Zhenguo Temple is about 12 kilometers (about 7.5 miles) away from the northeast of Pingyao Ancient City, occupying an area of 10,892 square meters (about 2.7 acres). It was first built in 963 in the Northern Han Dynasty (951 – 979). Its 44 ancient constructions of different periods houses 62 painted clay sculptures, over 100 frescoes and more than 20 stone tablets which truly record the easy fusion of the Confucianism, Buddhism and Taoism in China. The fairy tale of Lu Ban, the ancient carpenter master building the temple adds a desolate mysterious color to the temple. Especially, the original structure of its Ten-thousand Buddha Hall constructed in the Five Dynasties Period (907-960) has never been changed for over 1000 years though it has undergone many restorations in previous different periods. The fine frescoes of the Beiqi Dynasty on the hall’s walls are also rarely seen in China, as provide precious evidences for studying the Chinese development history of architecture and fine arts.
The Thousand Buddha Hall is the oldest architecture in Zhenguo Temple; it is also one of the oldest existing wood-made architecture in mainland China. Different from other wood-made buildings, the whole architecture was miraculously built without nails. It is the rigid structure, strict materials and highly skilled technique employed with principle of statics that make this building stand stably for more than 1000 years. It is the gem of ancient Chinese architectures.

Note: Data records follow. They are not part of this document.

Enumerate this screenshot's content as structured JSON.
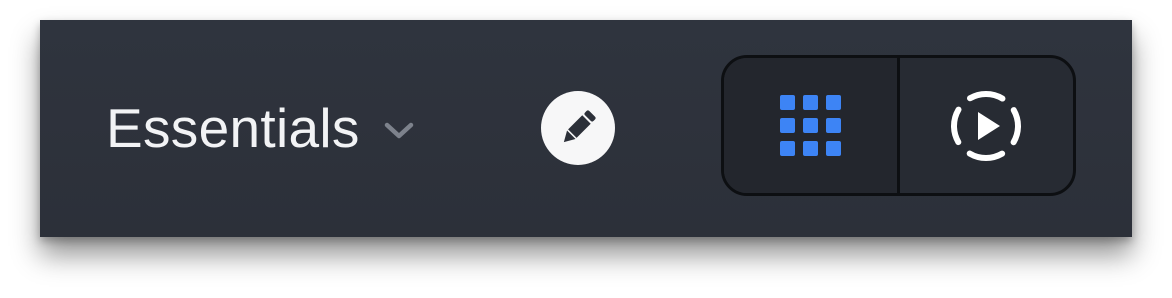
{
  "toolbar": {
    "workspace_title": "Essentials",
    "workspace_dropdown_icon": "chevron-down-icon",
    "edit_icon": "pencil-icon",
    "view_modes": [
      {
        "id": "grid",
        "icon": "grid-icon",
        "selected": true,
        "color": "#3d84f5"
      },
      {
        "id": "play",
        "icon": "play-circle-icon",
        "selected": false,
        "color": "#ffffff"
      }
    ]
  },
  "colors": {
    "background": "#2f343e",
    "accent": "#3d84f5",
    "text": "#f2f3f5"
  }
}
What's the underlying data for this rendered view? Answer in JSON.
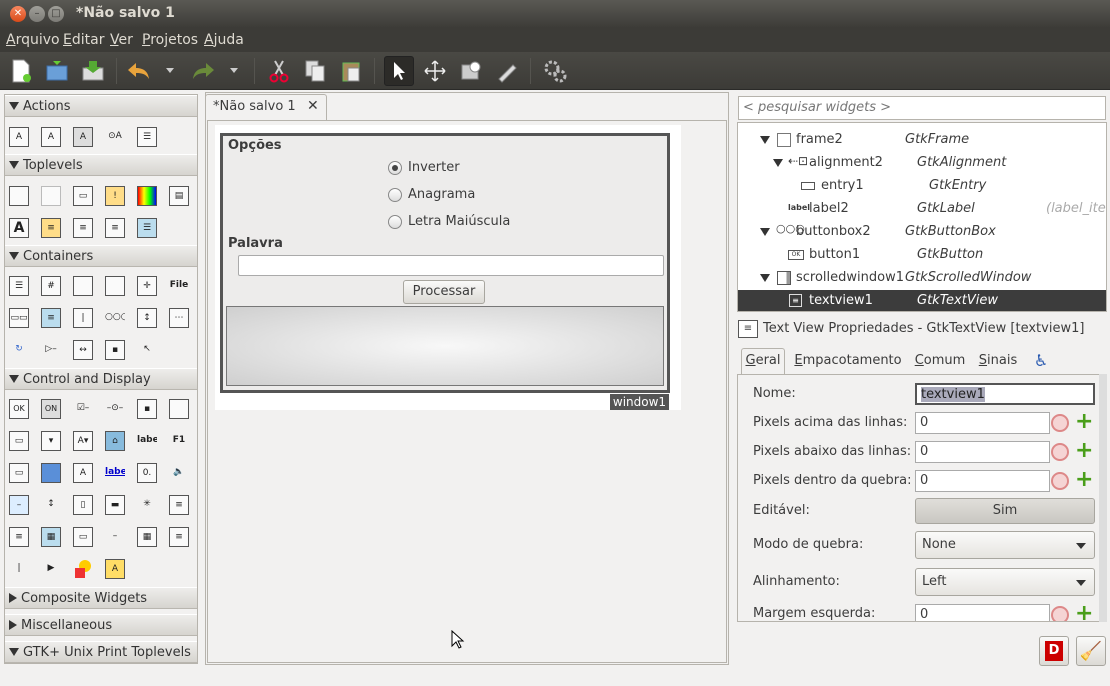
{
  "window": {
    "title": "*Não salvo 1"
  },
  "menu": [
    {
      "first": "A",
      "rest": "rquivo"
    },
    {
      "first": "E",
      "rest": "ditar"
    },
    {
      "first": "V",
      "rest": "er"
    },
    {
      "first": "P",
      "rest": "rojetos"
    },
    {
      "first": "A",
      "rest": "juda"
    }
  ],
  "palette": {
    "groups_open": [
      "Actions",
      "Toplevels",
      "Containers",
      "Control and Display"
    ],
    "groups_closed": [
      "Composite Widgets",
      "Miscellaneous",
      "GTK+ Unix Print Toplevels"
    ],
    "icon_texts": {
      "file": "File",
      "ok": "OK",
      "on": "ON",
      "label": "label",
      "f1": "F1",
      "label_blue": "label",
      "a": "A"
    }
  },
  "document": {
    "tab_label": "*Não salvo 1",
    "window_label": "window1",
    "frame_title": "Opções",
    "radios": [
      {
        "label": "Inverter",
        "selected": true
      },
      {
        "label": "Anagrama",
        "selected": false
      },
      {
        "label": "Letra Maiúscula",
        "selected": false
      }
    ],
    "word_label": "Palavra",
    "button_label": "Processar"
  },
  "inspector": {
    "search_placeholder": "< pesquisar widgets >",
    "rows": [
      {
        "name": "frame2",
        "type": "GtkFrame",
        "extra": ""
      },
      {
        "name": "alignment2",
        "type": "GtkAlignment",
        "extra": ""
      },
      {
        "name": "entry1",
        "type": "GtkEntry",
        "extra": ""
      },
      {
        "name": "label2",
        "type": "GtkLabel",
        "extra": "(label_iter"
      },
      {
        "name": "buttonbox2",
        "type": "GtkButtonBox",
        "extra": ""
      },
      {
        "name": "button1",
        "type": "GtkButton",
        "extra": ""
      },
      {
        "name": "scrolledwindow1",
        "type": "GtkScrolledWindow",
        "extra": ""
      },
      {
        "name": "textview1",
        "type": "GtkTextView",
        "extra": ""
      }
    ],
    "icon_texts": {
      "label": "label",
      "ok": "OK"
    }
  },
  "properties": {
    "header": "Text View Propriedades - GtkTextView [textview1]",
    "tabs": [
      {
        "first": "G",
        "rest": "eral"
      },
      {
        "first": "E",
        "rest": "mpacotamento"
      },
      {
        "first": "C",
        "rest": "omum"
      },
      {
        "first": "S",
        "rest": "inais"
      }
    ],
    "fields": {
      "name_label": "Nome:",
      "name_value": "textview1",
      "above_label": "Pixels acima das linhas:",
      "above_value": "0",
      "below_label": "Pixels abaixo das linhas:",
      "below_value": "0",
      "inside_label": "Pixels dentro da quebra:",
      "inside_value": "0",
      "editable_label": "Editável:",
      "editable_value": "Sim",
      "wrap_label": "Modo de quebra:",
      "wrap_value": "None",
      "justify_label": "Alinhamento:",
      "justify_value": "Left",
      "leftmargin_label": "Margem esquerda:",
      "leftmargin_value": "0"
    }
  },
  "colors": {
    "selected_row": "#3c3c3c",
    "accent": "#dd4814"
  }
}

Painted sculptures in Zhenguo Temple are also precious. In Thousand Buddhist Hall, 11 of the 14 statues were made in Five Dynasties. Five Dynasties is a period full of wars, only several ancient buildings of that time are preserved, let alone painted sculptures. Except for the few ones in Mogao Grottoes in Dunhuang, Zhenguo Temple is the only temple that preserves painted sculptures of Five Dynasties. Although the quantity of the painted sculptures in the Zhenguo Temple is limited, they are of utmost importance in researching the sculpture evolution especially in Tang and Song dynasties.